What I noticed as I read through the book was how much of a premonition the famine was for later communist governments that made the same mistakes. Stalin’s policy of collectivization, embraced by both Chairman Mao and Fidel Castro, was an utter failure just as it was in the latter mentioned regimes. Moscow’s refusal to change the policy, even in the face of reports coming back from the field, is horrific and ultimately mind-boggling. Malnutrition, distrust, resentment and crime evolved out of the doomed policy and reduced the people of Ukraine to a mass of bodies pushed to the extreme. Millions did not survive and for those who did, they carried the mental and emotional scars from a famine that could have been handled if not for a ruler dogged by paranoia and drunk on power.
Applebaum tells the story the way it should be told with the reasons and methods used to rid the Ukraine of those intellectuals who had the potential to lead it in a new direction. The smear campaigns and murders approved by the OGPU, predecessor to the KGB and FSB, removed anyone who Moscow believed to be a threat to its supreme rule. The common people, often referred to as the kulaks, suffered immensely and trust between neighbors and acquaintances became rarer than a solid meal.
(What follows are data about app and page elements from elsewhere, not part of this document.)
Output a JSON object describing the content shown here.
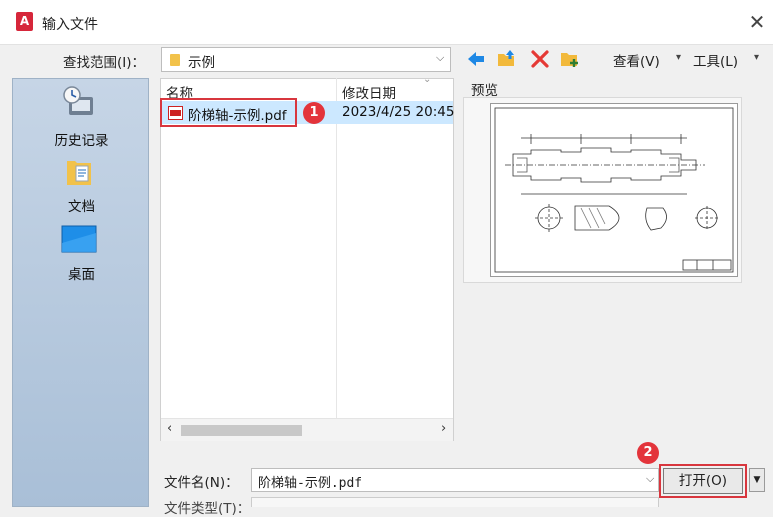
{
  "window": {
    "title": "输入文件",
    "app_icon": "A",
    "close": "✕"
  },
  "lookin": {
    "label": "查找范围(I)：",
    "value": "示例",
    "arrow": "⌵"
  },
  "toolbar": {
    "icons": [
      "back-arrow-icon",
      "folder-up-icon",
      "delete-icon",
      "new-folder-icon"
    ],
    "view_label": "查看(V)",
    "tools_label": "工具(L)",
    "menu_arrow": "▾"
  },
  "places": {
    "items": [
      {
        "label": "历史记录",
        "icon": "history-icon"
      },
      {
        "label": "文档",
        "icon": "documents-folder-icon"
      },
      {
        "label": "桌面",
        "icon": "desktop-icon"
      }
    ]
  },
  "filelist": {
    "columns": [
      "名称",
      "修改日期"
    ],
    "sort_indicator": "⌄",
    "rows": [
      {
        "name": "阶梯轴-示例.pdf",
        "date": "2023/4/25 20:45",
        "selected": true
      }
    ]
  },
  "scroll": {
    "left": "‹",
    "right": "›"
  },
  "preview": {
    "label": "预览"
  },
  "bottom": {
    "filename_label": "文件名(N)：",
    "filename_value": "阶梯轴-示例.pdf",
    "filename_arrow": "⌵",
    "open_label": "打开(O)",
    "dropdown_arrow": "▼",
    "filetype_label": "文件类型(T)："
  },
  "badges": [
    "1",
    "2"
  ],
  "colors": {
    "highlight": "#d8363e",
    "selection": "#cce8ff",
    "places_bg": "#b7cade"
  }
}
Like puppets on strings, Moscow played with the lives of millions of Ukrainians, doomed by their culture and religion as antisemitism and anti-Ukraine sentiments prevailed.
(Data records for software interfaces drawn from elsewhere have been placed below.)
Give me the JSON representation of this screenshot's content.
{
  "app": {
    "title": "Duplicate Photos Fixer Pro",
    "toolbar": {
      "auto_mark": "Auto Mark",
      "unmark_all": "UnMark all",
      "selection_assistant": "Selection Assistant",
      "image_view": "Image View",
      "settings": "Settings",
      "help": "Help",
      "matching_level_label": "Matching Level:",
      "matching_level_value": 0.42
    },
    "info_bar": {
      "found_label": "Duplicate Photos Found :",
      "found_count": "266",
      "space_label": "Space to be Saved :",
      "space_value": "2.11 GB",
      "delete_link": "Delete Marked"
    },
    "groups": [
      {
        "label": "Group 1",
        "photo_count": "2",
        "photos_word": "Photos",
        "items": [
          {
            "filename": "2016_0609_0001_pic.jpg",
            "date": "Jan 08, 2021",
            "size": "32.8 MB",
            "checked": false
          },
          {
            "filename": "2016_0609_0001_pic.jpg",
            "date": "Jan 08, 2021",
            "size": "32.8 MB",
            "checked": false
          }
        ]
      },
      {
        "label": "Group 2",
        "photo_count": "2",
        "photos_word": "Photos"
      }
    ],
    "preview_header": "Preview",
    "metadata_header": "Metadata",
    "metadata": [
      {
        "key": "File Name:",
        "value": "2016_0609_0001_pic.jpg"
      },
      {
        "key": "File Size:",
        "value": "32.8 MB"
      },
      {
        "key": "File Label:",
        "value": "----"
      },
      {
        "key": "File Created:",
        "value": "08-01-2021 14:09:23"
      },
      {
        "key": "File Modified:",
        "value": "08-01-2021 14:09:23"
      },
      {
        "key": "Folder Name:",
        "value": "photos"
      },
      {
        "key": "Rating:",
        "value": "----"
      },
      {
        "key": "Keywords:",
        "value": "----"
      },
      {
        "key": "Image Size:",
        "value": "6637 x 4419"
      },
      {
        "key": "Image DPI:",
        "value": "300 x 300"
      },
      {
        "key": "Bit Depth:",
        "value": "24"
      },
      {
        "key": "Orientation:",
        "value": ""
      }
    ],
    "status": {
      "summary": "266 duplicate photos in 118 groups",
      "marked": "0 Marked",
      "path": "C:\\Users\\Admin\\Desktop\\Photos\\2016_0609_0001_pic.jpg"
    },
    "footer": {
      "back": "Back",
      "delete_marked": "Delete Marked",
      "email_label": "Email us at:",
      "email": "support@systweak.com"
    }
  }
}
Today there are many sources of information about the famine that was once firmly hidden behind strategically placed propaganda. But not everyone was fooled. In fact, Nazi Germany was firmly aware of it as it invaded Ukrainian territory during World War II. The German occupation is a topic for another book as Applebaum mentions but it highlights the despair and hopelessness that Ukrainians found their selves subjugated to. Following the war, things were far from improving and it would not be until the administration of Mikhail Gorbachev that the truth began to come to light. His policy of glasnost, helped repeal the curtain of secrecy in the Soviet archives. The door became slightly ajar but authors such as Anne Applebaum have now kicked it wide open with the full story of one of the world’s deadliest famines. This book is key to understanding the tragedy and the tense relationship between Russia and the Ukraine.